=== Begin Enclosure ===

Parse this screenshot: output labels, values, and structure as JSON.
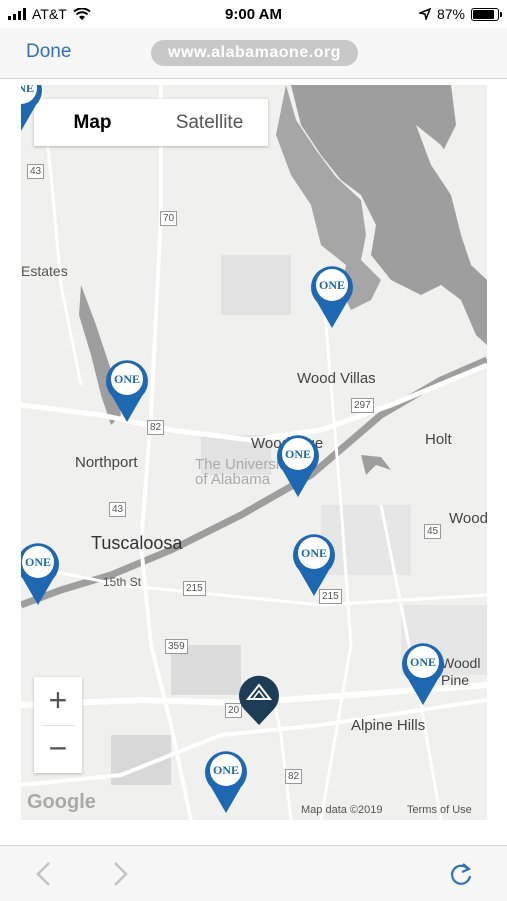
{
  "status": {
    "carrier": "AT&T",
    "time": "9:00 AM",
    "battery": "87%",
    "battery_level": 0.87
  },
  "nav": {
    "done": "Done",
    "url": "www.alabamaone.org"
  },
  "map": {
    "type_map": "Map",
    "type_satellite": "Satellite",
    "zoom_in": "+",
    "zoom_out": "−",
    "labels": {
      "estates": "Estates",
      "wood_villas": "Wood Villas",
      "northport": "Northport",
      "woodridge": "Woodridge",
      "holt": "Holt",
      "university": "The University of Alabama",
      "tuscaloosa": "Tuscaloosa",
      "fifteenth": "15th St",
      "wood": "Wood",
      "woodl_pine": "Woodl Pine",
      "alpine_hills": "Alpine Hills"
    },
    "shields": [
      "43",
      "70",
      "297",
      "82",
      "43",
      "45",
      "215",
      "215",
      "359",
      "20",
      "82"
    ],
    "pin_label": "ONE",
    "google": "Google",
    "map_data": "Map data ©2019",
    "terms": "Terms of Use"
  },
  "colors": {
    "pin": "#1e68b2",
    "link": "#2f6fc0",
    "water": "#9e9e9e"
  }
}
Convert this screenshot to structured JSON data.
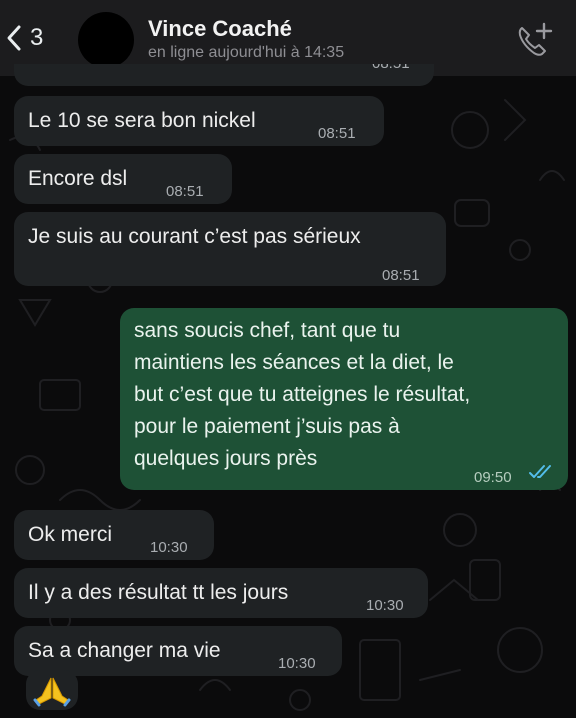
{
  "header": {
    "back_count": "3",
    "contact_name": "Vince Coaché",
    "status": "en ligne aujourd'hui à 14:35"
  },
  "messages": [
    {
      "direction": "in",
      "text": "Le 10 se sera bon nickel",
      "time": "08:51"
    },
    {
      "direction": "in",
      "text": "Encore dsl",
      "time": "08:51"
    },
    {
      "direction": "in",
      "text": "Je suis au courant c’est pas sérieux",
      "time": "08:51"
    },
    {
      "direction": "out",
      "text": [
        "sans soucis chef, tant que tu",
        "maintiens les séances et la diet, le",
        "but c’est que tu atteignes le résultat,",
        "pour le paiement j’suis pas à",
        "quelques jours près"
      ],
      "time": "09:50",
      "status": "read"
    },
    {
      "direction": "in",
      "text": "Ok merci",
      "time": "10:30"
    },
    {
      "direction": "in",
      "text": "Il y a des résultat tt les jours",
      "time": "10:30"
    },
    {
      "direction": "in",
      "text": "Sa a changer ma vie",
      "time": "10:30"
    },
    {
      "direction": "in",
      "emoji": "pray-emoji"
    }
  ],
  "partial_time": "08:51",
  "colors": {
    "incoming_bubble": "#1f2224",
    "outgoing_bubble": "#1e5136",
    "read_ticks": "#53bdeb",
    "background": "#0b0b0c"
  },
  "icons": [
    "back-chevron-icon",
    "add-call-icon",
    "pray-emoji",
    "double-check-icon"
  ]
}
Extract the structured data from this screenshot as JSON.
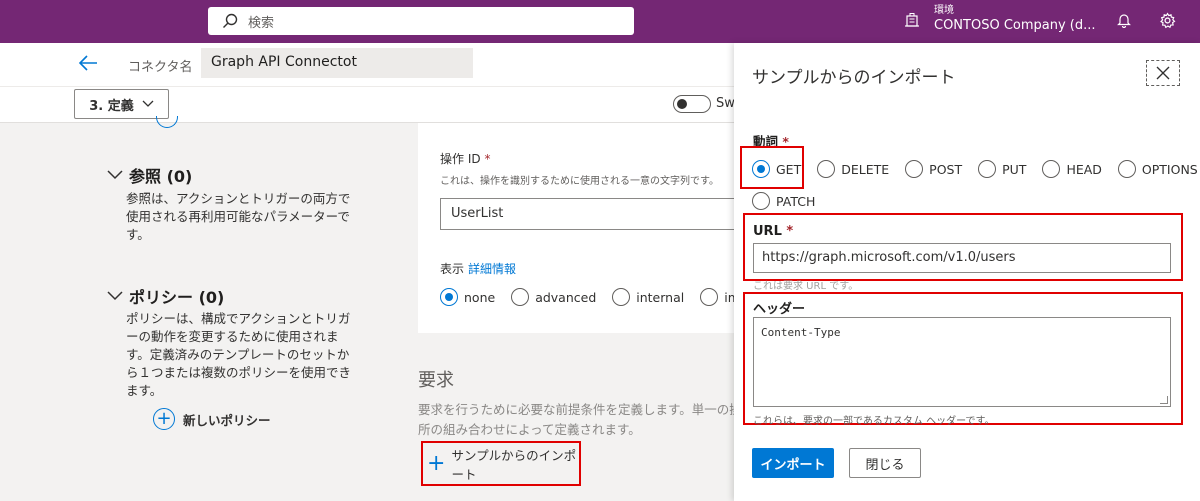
{
  "topbar": {
    "search_placeholder": "検索",
    "environment_label": "環境",
    "environment_value": "CONTOSO Company (d..."
  },
  "header": {
    "connector_label": "コネクタ名",
    "connector_name": "Graph API Connectot"
  },
  "steps": {
    "current": "3. 定義",
    "toggle_label": "Swa"
  },
  "references": {
    "title": "参照 (0)",
    "description": "参照は、アクションとトリガーの両方で使用される再利用可能なパラメーターです。"
  },
  "policies": {
    "title": "ポリシー (0)",
    "description": "ポリシーは、構成でアクションとトリガーの動作を変更するために使用されます。定義済みのテンプレートのセットから１つまたは複数のポリシーを使用できます。",
    "new_label": "新しいポリシー"
  },
  "operation": {
    "id_label": "操作 ID",
    "required_mark": "*",
    "id_description": "これは、操作を識別するために使用される一意の文字列です。",
    "id_value": "UserList",
    "visibility_label": "表示",
    "visibility_link": "詳細情報",
    "visibility_options": [
      "none",
      "advanced",
      "internal",
      "importa"
    ]
  },
  "request": {
    "title": "要求",
    "description_line1": "要求を行うために必要な前提条件を定義します。単一の操",
    "description_line2": "所の組み合わせによって定義されます。",
    "import_label": "サンプルからのインポート"
  },
  "panel": {
    "title": "サンプルからのインポート",
    "verb_label": "動詞",
    "required_mark": "*",
    "verbs": [
      "GET",
      "DELETE",
      "POST",
      "PUT",
      "HEAD",
      "OPTIONS",
      "PATCH"
    ],
    "selected_verb": "GET",
    "url_label": "URL",
    "url_value": "https://graph.microsoft.com/v1.0/users",
    "url_hint": "これは要求 URL です。",
    "headers_label": "ヘッダー",
    "headers_value": "Content-Type",
    "headers_hint": "これらは、要求の一部であるカスタム ヘッダーです。",
    "import_button": "インポート",
    "close_button": "閉じる"
  },
  "colors": {
    "topbar": "#742774",
    "accent": "#0078d4",
    "highlight": "#e00000"
  }
}
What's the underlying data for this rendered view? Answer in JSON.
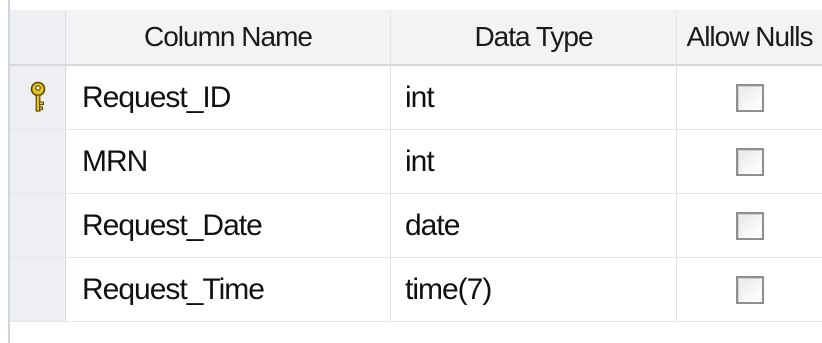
{
  "table": {
    "headers": {
      "column_name": "Column Name",
      "data_type": "Data Type",
      "allow_nulls": "Allow Nulls"
    },
    "rows": [
      {
        "column_name": "Request_ID",
        "data_type": "int",
        "allow_nulls": false,
        "primary_key": true
      },
      {
        "column_name": "MRN",
        "data_type": "int",
        "allow_nulls": false,
        "primary_key": false
      },
      {
        "column_name": "Request_Date",
        "data_type": "date",
        "allow_nulls": false,
        "primary_key": false
      },
      {
        "column_name": "Request_Time",
        "data_type": "time(7)",
        "allow_nulls": false,
        "primary_key": false
      }
    ]
  },
  "icons": {
    "primary_key": "key-icon"
  },
  "colors": {
    "key_gold": "#e8c320",
    "row_selector": "#eeeff2"
  }
}
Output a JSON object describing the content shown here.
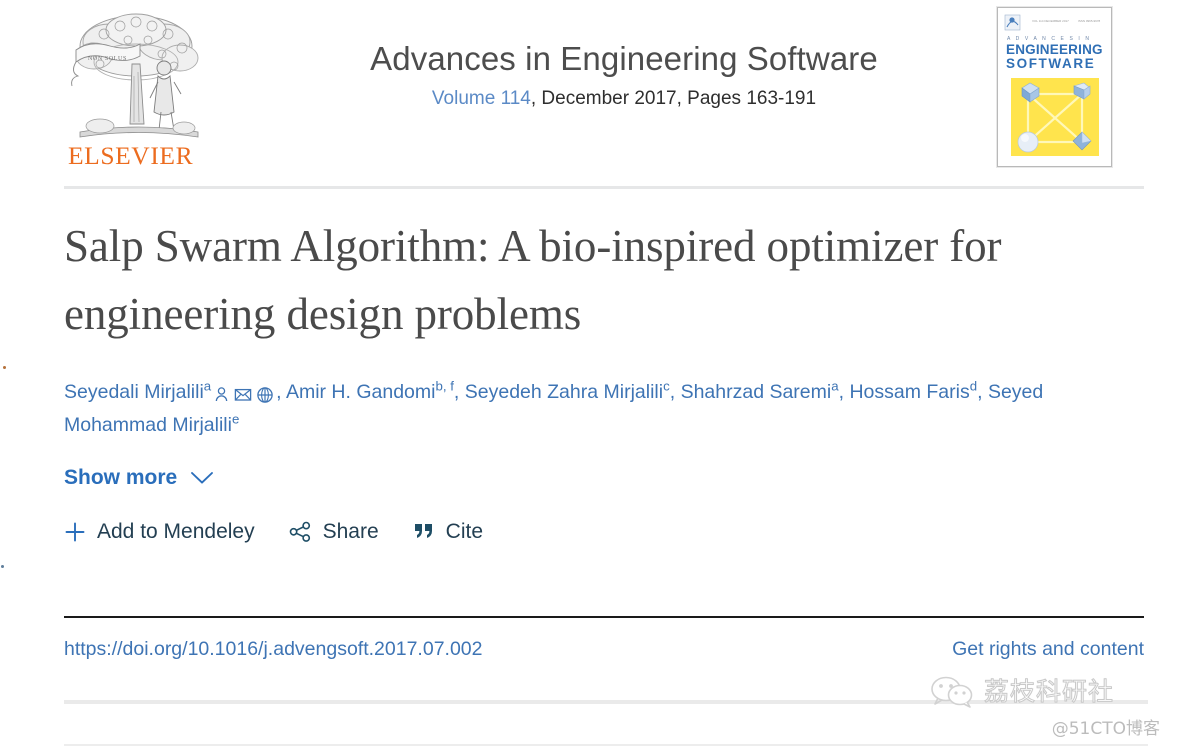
{
  "publisher": {
    "name": "ELSEVIER",
    "logo_icon": "elsevier-tree-logo",
    "wordmark_color": "#ec6c1f"
  },
  "journal": {
    "title": "Advances in Engineering Software",
    "volume_label": "Volume 114",
    "issue_meta": ", December 2017, Pages 163-191",
    "volume_link_color": "#5b8ac6",
    "cover": {
      "line1": "A D V A N C E S   I N",
      "line2": "ENGINEERING",
      "line3": "SOFTWARE",
      "accent_color": "#2f6fb5",
      "graphic_color": "#ffe44d",
      "icon": "journal-cover-thumbnail"
    }
  },
  "article": {
    "title": "Salp Swarm Algorithm: A bio-inspired optimizer for engineering design problems",
    "authors": [
      {
        "name": "Seyedali Mirjalili",
        "sup": "a",
        "icons": [
          "author-profile-icon",
          "author-email-icon",
          "author-website-icon"
        ]
      },
      {
        "name": "Amir H. Gandomi",
        "sup": "b, f",
        "icons": []
      },
      {
        "name": "Seyedeh Zahra Mirjalili",
        "sup": "c",
        "icons": []
      },
      {
        "name": "Shahrzad Saremi",
        "sup": "a",
        "icons": []
      },
      {
        "name": "Hossam Faris",
        "sup": "d",
        "icons": []
      },
      {
        "name": "Seyed Mohammad Mirjalili",
        "sup": "e",
        "icons": []
      }
    ],
    "author_link_color": "#3e74b4",
    "show_more_label": "Show more",
    "show_more_icon": "chevron-down-icon",
    "doi_url": "https://doi.org/10.1016/j.advengsoft.2017.07.002",
    "rights_label": "Get rights and content"
  },
  "actions": [
    {
      "label": "Add to Mendeley",
      "icon": "plus-icon"
    },
    {
      "label": "Share",
      "icon": "share-network-icon"
    },
    {
      "label": "Cite",
      "icon": "quote-marks-icon"
    }
  ],
  "watermark": {
    "brand": "荔枝科研社",
    "source": "@51CTO博客",
    "icon": "wechat-icon"
  }
}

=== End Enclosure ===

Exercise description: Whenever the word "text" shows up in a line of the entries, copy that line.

Written answer:
      "text": "Le 10 se sera bon nickel",
      "text": "Encore dsl",
      "text": "Je suis au courant c’est pas sérieux",
      "text": [
      "text": "Ok merci",
      "text": "Il y a des résultat tt les jours",
      "text": "Sa a changer ma vie",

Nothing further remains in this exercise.